Exercise during pregnancy is linked to a modest reduction in offspring birth weight, according to the results of a community-based, randomized controlled trial reported online March 24 in the Journal of Clinical Endocrinology & Metabolism.
“Our findings show that regular aerobic exercise alters the maternal environment in some way that has an impact on nutrient stimulation of fetal growth, resulting in a reduction in offspring birth weight,” said senior author Paul L. Hofman, MD, from the University of Auckland in Auckland, New Zealand, in a news release. “Given that large birth size is associated with an increased risk of obesity, a modest reduction in birth weight may have long-term health benefits for offspring by lowering this risk in later life.”
The studies finding may be important for athletes who want to continue regular training during their pregnancy as it suggest that training will not have major adverse affects on mother and baby.
J Clin Endocrinol Metab. Published online March 24, 2010
J. Kyle Mathews, MD
Plano OB Gyn Associates

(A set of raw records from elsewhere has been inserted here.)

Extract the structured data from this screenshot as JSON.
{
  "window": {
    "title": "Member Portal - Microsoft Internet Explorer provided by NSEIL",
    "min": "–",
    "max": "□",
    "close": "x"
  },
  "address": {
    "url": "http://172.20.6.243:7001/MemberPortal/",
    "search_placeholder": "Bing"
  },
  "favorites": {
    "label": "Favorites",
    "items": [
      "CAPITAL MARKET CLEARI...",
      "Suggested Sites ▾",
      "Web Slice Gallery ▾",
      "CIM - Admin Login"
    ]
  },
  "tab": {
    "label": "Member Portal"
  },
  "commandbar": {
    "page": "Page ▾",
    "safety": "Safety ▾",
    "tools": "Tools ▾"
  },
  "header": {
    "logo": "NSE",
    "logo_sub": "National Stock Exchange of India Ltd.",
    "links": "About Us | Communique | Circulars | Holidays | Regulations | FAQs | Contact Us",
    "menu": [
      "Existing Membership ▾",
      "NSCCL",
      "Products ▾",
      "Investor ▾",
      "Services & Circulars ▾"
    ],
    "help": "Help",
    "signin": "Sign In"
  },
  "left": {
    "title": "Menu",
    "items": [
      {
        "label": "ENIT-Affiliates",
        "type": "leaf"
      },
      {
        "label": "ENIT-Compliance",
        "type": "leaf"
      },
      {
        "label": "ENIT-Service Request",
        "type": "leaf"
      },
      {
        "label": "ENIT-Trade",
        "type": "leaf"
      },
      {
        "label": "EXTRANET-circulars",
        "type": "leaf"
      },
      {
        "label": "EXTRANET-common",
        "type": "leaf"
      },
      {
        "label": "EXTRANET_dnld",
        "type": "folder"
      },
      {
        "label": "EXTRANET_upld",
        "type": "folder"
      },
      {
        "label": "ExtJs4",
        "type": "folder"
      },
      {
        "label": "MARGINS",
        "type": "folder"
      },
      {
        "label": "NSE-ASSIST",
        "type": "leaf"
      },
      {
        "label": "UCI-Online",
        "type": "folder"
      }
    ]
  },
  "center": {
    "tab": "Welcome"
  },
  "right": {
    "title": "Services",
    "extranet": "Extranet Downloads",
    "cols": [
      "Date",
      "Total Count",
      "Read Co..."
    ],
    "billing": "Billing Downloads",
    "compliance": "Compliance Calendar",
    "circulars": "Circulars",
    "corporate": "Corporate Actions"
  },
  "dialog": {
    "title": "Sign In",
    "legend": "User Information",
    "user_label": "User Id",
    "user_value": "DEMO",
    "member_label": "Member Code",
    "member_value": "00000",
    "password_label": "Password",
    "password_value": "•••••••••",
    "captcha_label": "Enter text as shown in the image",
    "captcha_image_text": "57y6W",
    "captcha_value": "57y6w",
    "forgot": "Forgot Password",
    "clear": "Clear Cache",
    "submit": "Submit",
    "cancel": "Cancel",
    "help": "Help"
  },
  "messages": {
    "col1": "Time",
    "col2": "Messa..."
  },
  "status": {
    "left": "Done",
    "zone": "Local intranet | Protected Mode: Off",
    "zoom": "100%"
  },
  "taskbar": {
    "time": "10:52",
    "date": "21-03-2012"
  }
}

Tags: aerobic exercise, birth weight, Exercise, exercise during pregnancy, fetal growth, Good, kyle mathews, linked, long term health, New Zealand, Pregnancy, risk of obesity | Category: News & Education, Obstetrics |